He will be encouraged, too, if he compares his relative freshness to 37-year-old Golovkin’s history of violence and if he interprets Golovkin’s loss to Alvarez, as well as one or two flat performances prior to that, as being indicative of a monster losing his ability to scare. Certainly, if Rolls looks hard enough, there is confidence to be gained. He will see what he wants to see, as they all do.
Unlikely, though, that confidence, work ethic and a dream will be enough to help Rolls produce what would undoubtedly be the upset of 2019. No, to do that he will need to be someone else, someone with a different set of skills, someone boosted by a level of experience he currently lacks. He will have needed to test his mettle against better opposition and distanced himself from the ignorance of the undefeated prospect. Then and only then might Rolls stand a chance of doing to Golovkin what nobody else, Canelo aside, has managed.
Ultimately, with a point to prove, a defeat to forget and a highlight reel knockout in the offing, Golovkin should be good and motivated enough to get this one finished by the halfway mark. And so straightforward will he find it, there’s every chance he will be thinking of Canelo, his former flame, every step of the way.

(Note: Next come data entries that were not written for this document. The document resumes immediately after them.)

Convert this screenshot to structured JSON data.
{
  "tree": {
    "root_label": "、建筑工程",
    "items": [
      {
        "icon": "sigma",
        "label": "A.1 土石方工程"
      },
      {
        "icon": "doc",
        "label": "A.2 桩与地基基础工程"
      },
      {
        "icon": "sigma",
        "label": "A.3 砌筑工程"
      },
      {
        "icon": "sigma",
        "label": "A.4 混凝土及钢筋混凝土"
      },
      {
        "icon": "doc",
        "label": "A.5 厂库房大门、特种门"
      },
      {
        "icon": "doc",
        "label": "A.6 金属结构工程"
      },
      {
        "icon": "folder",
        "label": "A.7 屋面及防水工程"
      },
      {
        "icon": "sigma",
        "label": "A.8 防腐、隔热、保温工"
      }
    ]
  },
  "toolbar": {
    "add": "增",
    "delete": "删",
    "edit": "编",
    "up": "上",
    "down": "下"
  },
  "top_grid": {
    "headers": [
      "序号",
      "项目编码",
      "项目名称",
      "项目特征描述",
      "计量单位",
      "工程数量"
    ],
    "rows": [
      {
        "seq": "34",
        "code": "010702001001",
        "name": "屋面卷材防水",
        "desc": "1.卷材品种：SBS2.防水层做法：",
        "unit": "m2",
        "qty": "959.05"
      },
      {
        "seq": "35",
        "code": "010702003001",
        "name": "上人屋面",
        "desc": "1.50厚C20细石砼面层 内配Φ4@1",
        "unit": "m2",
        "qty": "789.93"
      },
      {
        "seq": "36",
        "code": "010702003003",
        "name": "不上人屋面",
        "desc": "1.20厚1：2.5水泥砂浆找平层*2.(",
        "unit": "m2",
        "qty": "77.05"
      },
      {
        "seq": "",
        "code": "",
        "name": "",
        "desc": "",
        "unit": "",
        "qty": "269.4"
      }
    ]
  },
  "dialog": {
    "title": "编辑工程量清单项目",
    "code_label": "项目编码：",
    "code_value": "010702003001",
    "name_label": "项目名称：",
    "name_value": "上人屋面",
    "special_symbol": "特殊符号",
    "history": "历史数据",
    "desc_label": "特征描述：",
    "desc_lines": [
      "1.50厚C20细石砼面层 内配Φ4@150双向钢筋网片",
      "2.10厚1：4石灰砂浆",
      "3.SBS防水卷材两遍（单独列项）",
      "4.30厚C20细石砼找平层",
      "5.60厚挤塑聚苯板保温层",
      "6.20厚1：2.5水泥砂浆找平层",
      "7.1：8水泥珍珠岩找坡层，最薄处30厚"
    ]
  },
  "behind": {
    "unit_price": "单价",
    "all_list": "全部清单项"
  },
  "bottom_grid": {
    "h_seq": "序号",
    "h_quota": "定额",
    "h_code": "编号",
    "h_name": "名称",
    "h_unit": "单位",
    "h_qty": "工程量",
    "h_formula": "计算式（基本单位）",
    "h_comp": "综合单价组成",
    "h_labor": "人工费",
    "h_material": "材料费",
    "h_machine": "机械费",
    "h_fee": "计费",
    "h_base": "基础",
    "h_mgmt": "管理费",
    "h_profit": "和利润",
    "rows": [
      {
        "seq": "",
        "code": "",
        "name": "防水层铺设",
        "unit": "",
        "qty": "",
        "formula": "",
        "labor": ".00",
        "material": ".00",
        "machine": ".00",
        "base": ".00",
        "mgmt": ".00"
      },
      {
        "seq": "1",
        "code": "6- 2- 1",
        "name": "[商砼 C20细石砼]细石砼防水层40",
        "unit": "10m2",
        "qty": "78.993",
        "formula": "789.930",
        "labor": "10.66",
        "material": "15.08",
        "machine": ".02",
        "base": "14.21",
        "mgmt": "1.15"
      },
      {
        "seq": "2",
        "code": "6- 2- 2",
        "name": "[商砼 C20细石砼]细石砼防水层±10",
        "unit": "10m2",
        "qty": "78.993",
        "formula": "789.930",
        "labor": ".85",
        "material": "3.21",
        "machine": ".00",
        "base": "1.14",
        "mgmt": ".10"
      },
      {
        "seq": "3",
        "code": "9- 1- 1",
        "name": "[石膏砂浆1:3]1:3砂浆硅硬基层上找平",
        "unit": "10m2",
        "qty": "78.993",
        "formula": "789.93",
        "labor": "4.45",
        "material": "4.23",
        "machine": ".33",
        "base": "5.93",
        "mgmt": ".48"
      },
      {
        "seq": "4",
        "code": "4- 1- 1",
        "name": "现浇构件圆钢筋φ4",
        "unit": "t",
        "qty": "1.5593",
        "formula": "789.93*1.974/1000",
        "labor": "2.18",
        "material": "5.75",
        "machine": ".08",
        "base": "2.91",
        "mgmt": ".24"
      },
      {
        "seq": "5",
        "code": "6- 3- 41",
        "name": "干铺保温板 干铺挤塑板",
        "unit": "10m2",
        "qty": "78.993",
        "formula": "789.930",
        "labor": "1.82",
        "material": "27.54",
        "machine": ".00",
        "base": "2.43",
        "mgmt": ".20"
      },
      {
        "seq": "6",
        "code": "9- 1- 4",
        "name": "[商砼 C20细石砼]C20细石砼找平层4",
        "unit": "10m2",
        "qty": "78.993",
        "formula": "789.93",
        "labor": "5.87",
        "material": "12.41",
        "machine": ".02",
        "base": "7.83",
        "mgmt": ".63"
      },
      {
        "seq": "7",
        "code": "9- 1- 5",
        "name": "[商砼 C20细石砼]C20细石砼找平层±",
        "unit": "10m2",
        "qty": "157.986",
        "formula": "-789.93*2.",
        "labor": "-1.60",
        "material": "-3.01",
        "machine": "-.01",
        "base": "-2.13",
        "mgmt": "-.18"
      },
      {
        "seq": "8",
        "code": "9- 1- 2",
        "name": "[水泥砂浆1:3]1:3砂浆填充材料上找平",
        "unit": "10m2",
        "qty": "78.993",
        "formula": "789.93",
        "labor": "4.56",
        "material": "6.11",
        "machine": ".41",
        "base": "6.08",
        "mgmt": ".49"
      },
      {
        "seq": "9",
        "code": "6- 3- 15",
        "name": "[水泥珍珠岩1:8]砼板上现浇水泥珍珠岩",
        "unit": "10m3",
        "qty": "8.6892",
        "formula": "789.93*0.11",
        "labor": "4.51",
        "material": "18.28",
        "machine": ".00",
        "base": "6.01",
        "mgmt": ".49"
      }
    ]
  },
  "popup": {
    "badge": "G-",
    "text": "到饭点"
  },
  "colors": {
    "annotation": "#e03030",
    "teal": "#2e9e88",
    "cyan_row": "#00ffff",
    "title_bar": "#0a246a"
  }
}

On the undercard, go-getting Uzbek prospect Israil Madrimov, 2-0 (2), fights durable Mexican Norberto Gonzalez, 23-12 (13), in a scheduled 10-rounder. Madrimov, a decorated amateur, has had only two fights as a pro but both were set for 10 rounds and he has already signalled his intention to challenge for a junior-middleweight world title. Also on the card, Ali Akhmedov, a Kazakh now based in Las Vegas, puts his 14-0 (10) pro record on the line against Louisiana’s Marcus McDaniel, undefeated at 15-0 (2), and Charles Conwell, 9-0 (7), fights Courtney Pennington, 12-3-3 (5), for the USBA super-welterweight title.